Lenovo Thinkpad SL500 Quicktake/Review

After I got laid off, I needed a laptop. A cheap ( < $1000 ), but good laptop that I could work on. My main requirement be that it had a good/excellent screen with a resolution at least that of 1400×900, but I would have gone higher. I also didn’t want anything bigger than 15.4” and I also needed something that came with a Core 2 Duo. A short list, but a pretty tall order once you start looking. The screen resolution was a real killer, with almost NO manufacturer offering anything in my price range.

Fortunately, slickdeals.net came to the rescue with a great deal on the Lenovo Thinkpad SL500, with the computer and all options I wanted clocking in at around $650 after tax and shipping.
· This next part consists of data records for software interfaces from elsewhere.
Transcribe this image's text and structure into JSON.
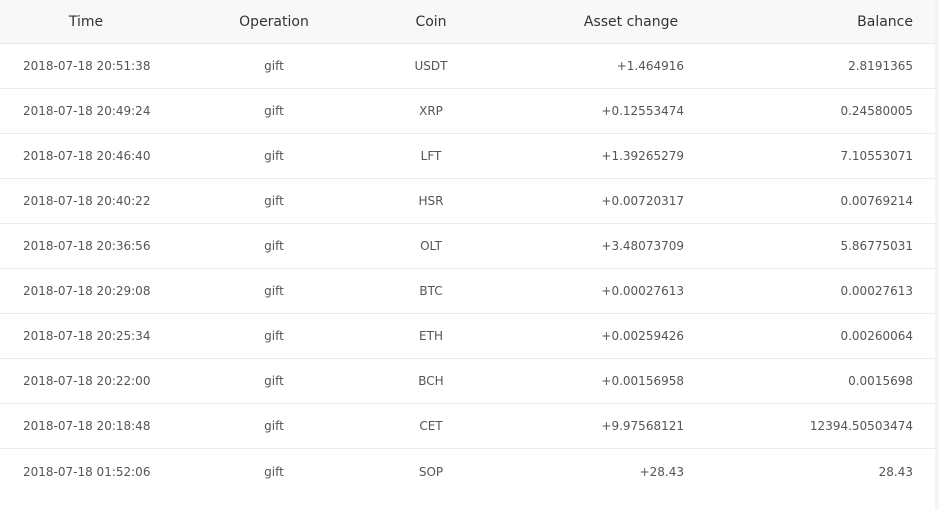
{
  "columns": {
    "time": "Time",
    "operation": "Operation",
    "coin": "Coin",
    "asset_change": "Asset change",
    "balance": "Balance"
  },
  "rows": [
    {
      "time": "2018-07-18 20:51:38",
      "operation": "gift",
      "coin": "USDT",
      "asset_change": "+1.464916",
      "balance": "2.8191365"
    },
    {
      "time": "2018-07-18 20:49:24",
      "operation": "gift",
      "coin": "XRP",
      "asset_change": "+0.12553474",
      "balance": "0.24580005"
    },
    {
      "time": "2018-07-18 20:46:40",
      "operation": "gift",
      "coin": "LFT",
      "asset_change": "+1.39265279",
      "balance": "7.10553071"
    },
    {
      "time": "2018-07-18 20:40:22",
      "operation": "gift",
      "coin": "HSR",
      "asset_change": "+0.00720317",
      "balance": "0.00769214"
    },
    {
      "time": "2018-07-18 20:36:56",
      "operation": "gift",
      "coin": "OLT",
      "asset_change": "+3.48073709",
      "balance": "5.86775031"
    },
    {
      "time": "2018-07-18 20:29:08",
      "operation": "gift",
      "coin": "BTC",
      "asset_change": "+0.00027613",
      "balance": "0.00027613"
    },
    {
      "time": "2018-07-18 20:25:34",
      "operation": "gift",
      "coin": "ETH",
      "asset_change": "+0.00259426",
      "balance": "0.00260064"
    },
    {
      "time": "2018-07-18 20:22:00",
      "operation": "gift",
      "coin": "BCH",
      "asset_change": "+0.00156958",
      "balance": "0.0015698"
    },
    {
      "time": "2018-07-18 20:18:48",
      "operation": "gift",
      "coin": "CET",
      "asset_change": "+9.97568121",
      "balance": "12394.50503474"
    },
    {
      "time": "2018-07-18 01:52:06",
      "operation": "gift",
      "coin": "SOP",
      "asset_change": "+28.43",
      "balance": "28.43"
    }
  ]
}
The machine’s final specs:

Intel P7370 Core 2 Duo @2Ghz, 3 GB Ram, 320 GB HD, Wireless A/B/G/Draft-N, DVD-RW, and a 15.4” LCD with a 1680×1050 resolution matte screen.

Ecstasy! And my ex-fiance Stacy in a magnanimous gesture of pure kindness paid for it.  Thanks Em.

So what do I think? Well, let’s briefly talk about the SL500 series Thinkpads since not too many people are familiar with them. Most people know about the bullet-proof T- and X-series Thinkpads. Those have all the bells and whistles, usually come in smaller sizes, and cost alot more. The SL500 is more geared toward Small Businesses that want reliability and performance, but don’t need the amount that the T-series does, so its chassis is cheaper plastic, it doesn’t have the spill proof keyboard, doesn’t have the smallest components etc etc. What it does have is a glossy cover that looks very different, and cheaper price tag.

Hardware-wise, the SL500 is really well equipped: 4 USB ports, SD slot, HDMI and VGA, firewire, microphone/headphone jacks, ethernet and phone jacks, DVD-RW, trackpad and ultranav ( or the nub as I like to call it ), acceptable ( but not good ) speakers, and a really great keyboard. I don’t think there can be any complaint here. The HDMI is a really awesome addition, making the laptop a fine portable DVD player capable of being hooked up to a much larger TV.

Software-wise, things are still good, but lots of things to go over. Mine came equipped with Vista Home Basic…not so great, but I’ll be upgrading to Windows 7 shortly, so no biggie. It’s not Oct 22nd yet, so let’s just deal with what we’ve got. What we’ve got is a laptop with almost NO bloatware! And the little bloatware it does have, it can easily be removed. Note: I don’t consider the thinkpad apps to be bloatware – you can still remove these however if you dislike them. Also, I configured my laptop to come with as little software as possible, so your experience may differ.

So after you boot up the machine for the first time, be smart, register, and then create your backup media. The easiest way to do this is to go into windows explorer and double click on the Q drive. It will ask you to create media or recover the space. Go create the media, it takes 3 single-layer DVD’s and takes a LONG time, so go watch a movie or something. You’ll need to check intermittently to change the DVD’s, but seriously, it takes a few hours. I had a friend who was having issues with his creation process, and he was able to fix it by following my recommendation and using newer DVD media.

Once you’ve created the discs, test them out, and once you’re done, we can start removing stuff. First thing to do is recover the Q drive space. You’ll want to delete the McAfee shortcut after doing this, it’s useless now since it was pointing to the Q drive. Once you are done with that, go into the control panel and find the Lenovo Welcome entry. Remove it, and after that the Lenovo Registration. If you’ve been listening to me, you’ve already registered so now you can remove it too. Find the Microsoft Office activation entry. I have to digress here a moment and wonder at the uselessness of this thing – when you start it up, it has 3 options: Activate, Purchase, and Start. You can use Office for up to 30 days before registering, so if you are in dire need you can use this. The activate part will let you activate a key if you already have one, BUT it won’t work on MSDN retail keys. If you are like me, you probably have a MSDN key and when you type it in, it won’t work. Pretty useless for us developers! So just uninstall this program and re-install from the media you already have. That should clear up most of the just on the desktop.

So now you’re ready to rumble! I’ll be posting alot about the SL500 later as I migrate to Windows 7, so hopefully it all goes well. I’ve already got a failed 64-bit installation under my belt, so hopefully when the 22nd roles around, I’ll finally be running smooth.